**Excerpted records:**
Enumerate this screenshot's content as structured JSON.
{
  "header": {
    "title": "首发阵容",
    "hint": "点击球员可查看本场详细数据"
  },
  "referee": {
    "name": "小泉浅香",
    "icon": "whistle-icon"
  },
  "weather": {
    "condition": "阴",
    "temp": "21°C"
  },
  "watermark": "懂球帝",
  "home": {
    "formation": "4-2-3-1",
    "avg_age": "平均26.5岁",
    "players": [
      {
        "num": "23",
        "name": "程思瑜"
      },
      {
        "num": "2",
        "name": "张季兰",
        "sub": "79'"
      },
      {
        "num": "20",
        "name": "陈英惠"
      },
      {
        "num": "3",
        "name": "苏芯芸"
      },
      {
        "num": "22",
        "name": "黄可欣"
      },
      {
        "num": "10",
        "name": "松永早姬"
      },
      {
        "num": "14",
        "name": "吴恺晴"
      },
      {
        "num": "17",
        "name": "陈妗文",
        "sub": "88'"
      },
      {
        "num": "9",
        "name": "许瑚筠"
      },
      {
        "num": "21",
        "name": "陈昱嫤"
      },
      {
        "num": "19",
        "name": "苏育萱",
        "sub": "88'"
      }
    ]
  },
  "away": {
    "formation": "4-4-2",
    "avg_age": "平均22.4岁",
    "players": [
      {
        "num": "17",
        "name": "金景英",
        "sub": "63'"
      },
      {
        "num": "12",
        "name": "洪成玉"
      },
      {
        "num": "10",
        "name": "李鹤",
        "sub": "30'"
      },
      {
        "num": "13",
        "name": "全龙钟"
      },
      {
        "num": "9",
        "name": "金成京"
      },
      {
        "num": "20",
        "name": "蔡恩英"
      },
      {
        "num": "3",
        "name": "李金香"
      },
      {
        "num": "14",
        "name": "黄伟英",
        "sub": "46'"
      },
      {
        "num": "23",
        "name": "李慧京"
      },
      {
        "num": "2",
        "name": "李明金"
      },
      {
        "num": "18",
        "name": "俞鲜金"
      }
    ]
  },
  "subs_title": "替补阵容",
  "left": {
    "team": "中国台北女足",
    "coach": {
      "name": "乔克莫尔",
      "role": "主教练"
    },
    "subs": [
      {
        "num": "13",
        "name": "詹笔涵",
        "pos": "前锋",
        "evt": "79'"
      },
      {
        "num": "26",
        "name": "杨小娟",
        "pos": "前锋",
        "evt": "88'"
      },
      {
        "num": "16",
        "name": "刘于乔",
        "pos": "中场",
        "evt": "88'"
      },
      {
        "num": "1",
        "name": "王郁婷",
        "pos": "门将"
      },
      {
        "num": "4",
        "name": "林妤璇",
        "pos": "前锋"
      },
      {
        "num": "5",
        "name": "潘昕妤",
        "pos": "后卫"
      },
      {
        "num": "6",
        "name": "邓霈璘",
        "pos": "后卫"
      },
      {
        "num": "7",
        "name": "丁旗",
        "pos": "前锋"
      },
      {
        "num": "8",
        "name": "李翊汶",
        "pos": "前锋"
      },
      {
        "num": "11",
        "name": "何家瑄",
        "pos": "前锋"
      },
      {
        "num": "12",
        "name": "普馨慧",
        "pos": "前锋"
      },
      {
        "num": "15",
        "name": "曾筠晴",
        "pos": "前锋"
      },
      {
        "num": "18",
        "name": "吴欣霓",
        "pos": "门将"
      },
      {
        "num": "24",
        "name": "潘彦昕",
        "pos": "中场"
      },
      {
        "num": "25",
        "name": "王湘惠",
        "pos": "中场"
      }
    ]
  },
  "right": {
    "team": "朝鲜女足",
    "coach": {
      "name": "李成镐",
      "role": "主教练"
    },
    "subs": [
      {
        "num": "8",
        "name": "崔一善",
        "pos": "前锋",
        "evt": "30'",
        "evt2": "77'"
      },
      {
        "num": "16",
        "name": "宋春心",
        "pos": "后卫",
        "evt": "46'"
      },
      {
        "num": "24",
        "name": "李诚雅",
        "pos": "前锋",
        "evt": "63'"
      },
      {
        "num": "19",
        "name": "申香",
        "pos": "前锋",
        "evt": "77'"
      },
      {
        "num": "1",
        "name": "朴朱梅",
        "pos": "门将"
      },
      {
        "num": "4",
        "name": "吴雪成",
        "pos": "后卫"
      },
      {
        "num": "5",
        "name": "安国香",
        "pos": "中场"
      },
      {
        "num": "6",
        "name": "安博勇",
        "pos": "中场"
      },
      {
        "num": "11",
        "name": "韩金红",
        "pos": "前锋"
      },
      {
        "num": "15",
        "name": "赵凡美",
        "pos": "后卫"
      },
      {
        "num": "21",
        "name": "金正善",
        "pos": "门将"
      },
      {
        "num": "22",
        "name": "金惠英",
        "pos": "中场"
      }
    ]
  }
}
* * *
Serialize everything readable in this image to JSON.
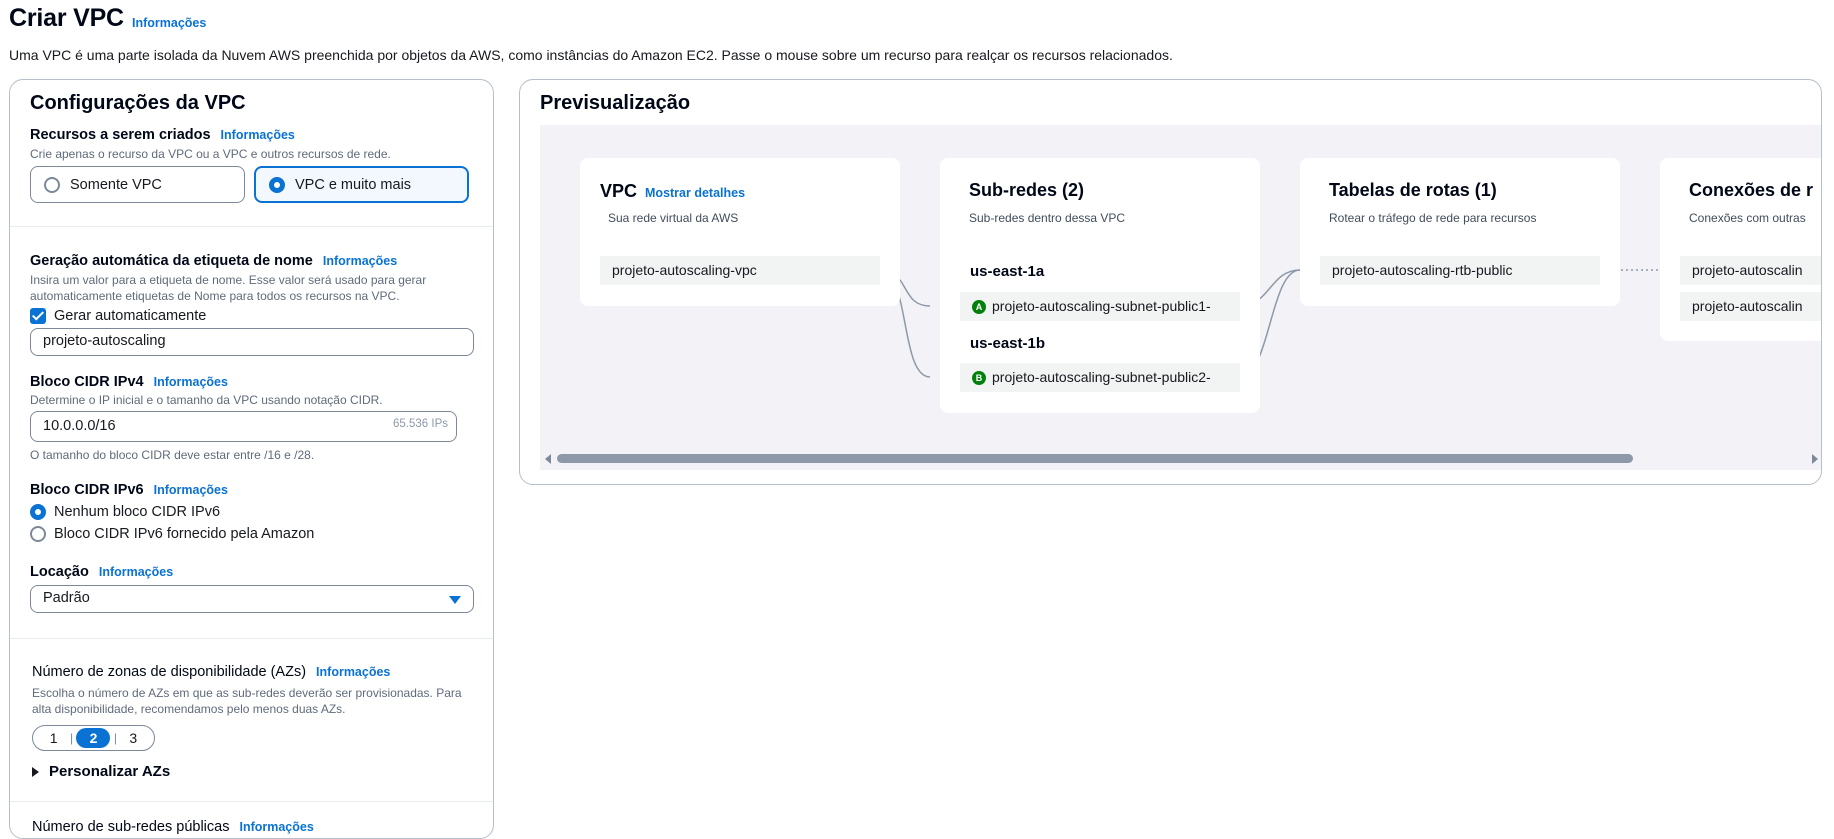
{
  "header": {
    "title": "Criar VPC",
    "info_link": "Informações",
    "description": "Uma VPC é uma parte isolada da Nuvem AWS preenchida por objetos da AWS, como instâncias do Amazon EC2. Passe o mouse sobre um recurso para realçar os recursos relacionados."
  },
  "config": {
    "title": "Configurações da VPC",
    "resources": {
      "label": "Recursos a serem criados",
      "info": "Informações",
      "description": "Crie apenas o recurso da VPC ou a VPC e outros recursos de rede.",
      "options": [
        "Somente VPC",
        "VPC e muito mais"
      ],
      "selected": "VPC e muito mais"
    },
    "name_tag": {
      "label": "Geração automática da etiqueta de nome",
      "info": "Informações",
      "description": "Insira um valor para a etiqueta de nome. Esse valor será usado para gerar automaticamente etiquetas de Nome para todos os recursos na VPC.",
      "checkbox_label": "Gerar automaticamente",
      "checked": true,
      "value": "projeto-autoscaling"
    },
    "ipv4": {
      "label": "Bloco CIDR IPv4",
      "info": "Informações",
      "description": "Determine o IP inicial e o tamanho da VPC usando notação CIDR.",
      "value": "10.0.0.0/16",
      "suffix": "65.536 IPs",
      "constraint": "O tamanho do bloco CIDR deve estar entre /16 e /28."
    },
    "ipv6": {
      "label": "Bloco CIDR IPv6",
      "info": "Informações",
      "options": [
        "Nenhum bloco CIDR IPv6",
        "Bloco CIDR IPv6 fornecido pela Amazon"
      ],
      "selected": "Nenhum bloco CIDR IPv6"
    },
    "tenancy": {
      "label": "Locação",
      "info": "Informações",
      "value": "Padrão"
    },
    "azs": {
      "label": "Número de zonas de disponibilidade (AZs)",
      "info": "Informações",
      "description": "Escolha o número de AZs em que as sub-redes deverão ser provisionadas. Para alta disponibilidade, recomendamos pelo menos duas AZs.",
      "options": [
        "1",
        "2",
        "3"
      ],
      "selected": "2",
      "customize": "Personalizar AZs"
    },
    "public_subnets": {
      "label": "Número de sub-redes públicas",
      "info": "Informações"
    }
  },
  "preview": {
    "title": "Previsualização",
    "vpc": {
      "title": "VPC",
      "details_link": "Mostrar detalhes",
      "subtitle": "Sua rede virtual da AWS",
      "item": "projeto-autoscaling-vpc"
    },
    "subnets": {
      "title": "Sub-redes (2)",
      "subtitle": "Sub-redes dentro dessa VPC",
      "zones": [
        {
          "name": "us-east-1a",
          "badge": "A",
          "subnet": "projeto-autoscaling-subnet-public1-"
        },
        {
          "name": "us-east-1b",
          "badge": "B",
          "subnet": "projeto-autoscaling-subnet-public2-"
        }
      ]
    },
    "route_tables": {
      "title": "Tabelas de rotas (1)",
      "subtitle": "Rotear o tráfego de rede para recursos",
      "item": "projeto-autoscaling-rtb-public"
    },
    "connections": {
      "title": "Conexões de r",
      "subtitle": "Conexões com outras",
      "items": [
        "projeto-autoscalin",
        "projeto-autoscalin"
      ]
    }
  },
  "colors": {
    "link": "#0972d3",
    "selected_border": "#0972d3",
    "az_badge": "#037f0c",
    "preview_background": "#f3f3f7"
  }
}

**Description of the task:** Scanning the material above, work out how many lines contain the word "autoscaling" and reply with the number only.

**Task result:** 5